Janis Schachter, a United Teachers of Northport member who teaches news literacy to high school seniors, calls the fake news era a crisis for citizens of democracy. "To make decisions we need to find reliable information," she says.

Schachter's students answer questions about articles they've examined for verification, independence and accountability.

"We look at stories that turned out to be false, or partially false. We go back and see what we should've noticed," Schachter says. Red flags include single-source stories, the reader's own bias or an unreliable author. Students learn how social media plays into their own biases, sending them "news" based on other items they have clicked on.

A former news reporter and copy editor, Schachter learned the craft of teaching news literacy at CNL.

"I just love it!" she says. "I'm putting my journalism and teaching together. Students are curious about the world and they want to understand it better."

Lesley Battaglia, a Williamsville Teachers Association member, uses materials from C-SPAN Classroom to educate AP Government students about news literacy. News bias had always been part of the class, but after the 2016 presidential election she decided to develop full lesson plans on news literacy.

"Suddenly ‘fake media' was a term students were asking about," Battaglia says. Videos and lesson plans from C-SPAN Classroom examine topics such as satire, the effect of fake news on democracy, and the role of news organizations and social media. The site even has a lesson on media and the current administration, which often calls unflattering, yet legitimate, news "fake."

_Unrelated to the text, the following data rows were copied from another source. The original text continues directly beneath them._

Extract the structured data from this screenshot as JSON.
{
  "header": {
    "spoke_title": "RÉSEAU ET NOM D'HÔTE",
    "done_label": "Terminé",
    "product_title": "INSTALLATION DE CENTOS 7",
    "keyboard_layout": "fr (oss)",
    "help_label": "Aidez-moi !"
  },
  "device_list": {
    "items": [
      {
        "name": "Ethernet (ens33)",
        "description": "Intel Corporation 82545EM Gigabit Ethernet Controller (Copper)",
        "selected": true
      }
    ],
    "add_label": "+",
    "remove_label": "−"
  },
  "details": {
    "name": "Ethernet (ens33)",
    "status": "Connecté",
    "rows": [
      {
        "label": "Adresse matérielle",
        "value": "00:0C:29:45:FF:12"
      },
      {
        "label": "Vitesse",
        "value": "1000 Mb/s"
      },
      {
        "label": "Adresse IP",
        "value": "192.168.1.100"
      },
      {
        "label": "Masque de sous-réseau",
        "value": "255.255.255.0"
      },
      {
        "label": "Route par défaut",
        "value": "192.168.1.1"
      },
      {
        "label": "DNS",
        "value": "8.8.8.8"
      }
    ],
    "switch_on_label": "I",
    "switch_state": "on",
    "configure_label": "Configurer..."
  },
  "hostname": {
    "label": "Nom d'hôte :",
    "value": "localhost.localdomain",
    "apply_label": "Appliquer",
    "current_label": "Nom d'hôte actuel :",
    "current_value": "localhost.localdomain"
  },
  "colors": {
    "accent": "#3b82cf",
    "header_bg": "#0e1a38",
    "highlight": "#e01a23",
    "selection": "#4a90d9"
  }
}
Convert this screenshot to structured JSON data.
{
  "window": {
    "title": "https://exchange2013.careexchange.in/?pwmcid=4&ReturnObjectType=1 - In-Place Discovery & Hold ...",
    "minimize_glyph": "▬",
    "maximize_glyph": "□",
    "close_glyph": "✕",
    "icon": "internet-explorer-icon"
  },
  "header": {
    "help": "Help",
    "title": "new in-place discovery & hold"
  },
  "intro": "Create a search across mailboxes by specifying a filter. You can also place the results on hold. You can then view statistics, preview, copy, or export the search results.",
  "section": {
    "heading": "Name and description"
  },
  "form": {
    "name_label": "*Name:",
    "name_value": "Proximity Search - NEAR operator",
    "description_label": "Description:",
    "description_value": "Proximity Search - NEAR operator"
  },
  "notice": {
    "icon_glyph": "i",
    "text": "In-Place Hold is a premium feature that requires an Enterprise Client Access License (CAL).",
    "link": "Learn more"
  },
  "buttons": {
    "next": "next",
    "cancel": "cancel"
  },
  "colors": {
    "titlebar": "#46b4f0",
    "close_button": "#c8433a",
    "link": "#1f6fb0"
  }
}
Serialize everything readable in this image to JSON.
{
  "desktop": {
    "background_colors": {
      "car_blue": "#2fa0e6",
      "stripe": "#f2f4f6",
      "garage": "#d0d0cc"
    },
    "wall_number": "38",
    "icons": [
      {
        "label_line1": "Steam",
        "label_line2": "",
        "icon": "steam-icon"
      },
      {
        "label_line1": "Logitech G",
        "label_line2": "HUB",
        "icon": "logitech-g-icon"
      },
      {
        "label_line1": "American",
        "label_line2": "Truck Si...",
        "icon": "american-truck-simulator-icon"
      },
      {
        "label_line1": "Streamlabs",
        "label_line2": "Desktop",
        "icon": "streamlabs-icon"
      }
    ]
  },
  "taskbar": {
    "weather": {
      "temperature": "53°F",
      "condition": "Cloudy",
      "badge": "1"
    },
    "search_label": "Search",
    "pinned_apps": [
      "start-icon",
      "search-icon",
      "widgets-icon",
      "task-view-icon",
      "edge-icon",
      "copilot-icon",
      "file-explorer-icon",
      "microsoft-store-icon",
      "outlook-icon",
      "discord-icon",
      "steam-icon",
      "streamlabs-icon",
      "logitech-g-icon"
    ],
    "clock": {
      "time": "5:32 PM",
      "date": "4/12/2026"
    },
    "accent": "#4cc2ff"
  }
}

"A main concern is that students just think they can Google a topic and the first thing they find is newsworthy," Battaglia says. She also has students examine the sources of the Twitter posts they commonly rely on.

The concerns teachers are uncovering are not unusual. A 2016 Stanford University study of students in middle school, high school and college concluded that "Overall, young people's ability to reason about information on the Internet can be summed up in one word: Bleak."

Many students failed to notice the difference between ads and news; and did not pursue the source providing the information, according to the study, From History Assessments to Assessments of News Literacy. Many students were distracted and confused by ads and opinions.

"For every challenge facing this nation, there are scores of websites pretending to be something they are not," the Stanford study says.

Students in the study had to consider information on websites, home page analysis, news on Facebook, Twitter news, articles, comment sections, native advertising and news searches including opinion news. Student assessment skills often focused only on a strength or weakness of the news, but not both.

Both Schachter and Anzalone, at the start of their school years, require their students to undergo a complete news blackout.

The students soon realize it's impossible to totally escape the news. Schachter says the goal is to get them to understand how much news is pushed at them, and then learn to seek news that is reliable.

"If it's something you care about, you have to do a little work," she says. She teaches them to click on the "about" link to learn about the organization presenting information.

"I'm much more critical of what I'm reading," says Northport student Kaitlyn Cunningham, the editor of her school newspaper.

Educators hope many more students are exposed to that way of thinking, too.

Schneider, the CNL's director, met with the state Board of Regents in mid-February to propose working with Regents to define the scope of the problem; make an inventory of existing programs underway by individual teachers around the state; consider regional workshops; and work together to fund demonstration projects for curriculum for students in grades as early as middle school.

The CNL says 10 states already have bills in their legislatures to mandate media literacy education.

Free classroom resources

The Center for News Literacy offers workshops for educators, including a summer literacy academy. For information, visit

Free resources for teaching about news literacy are also available via the American Federation of Teachers at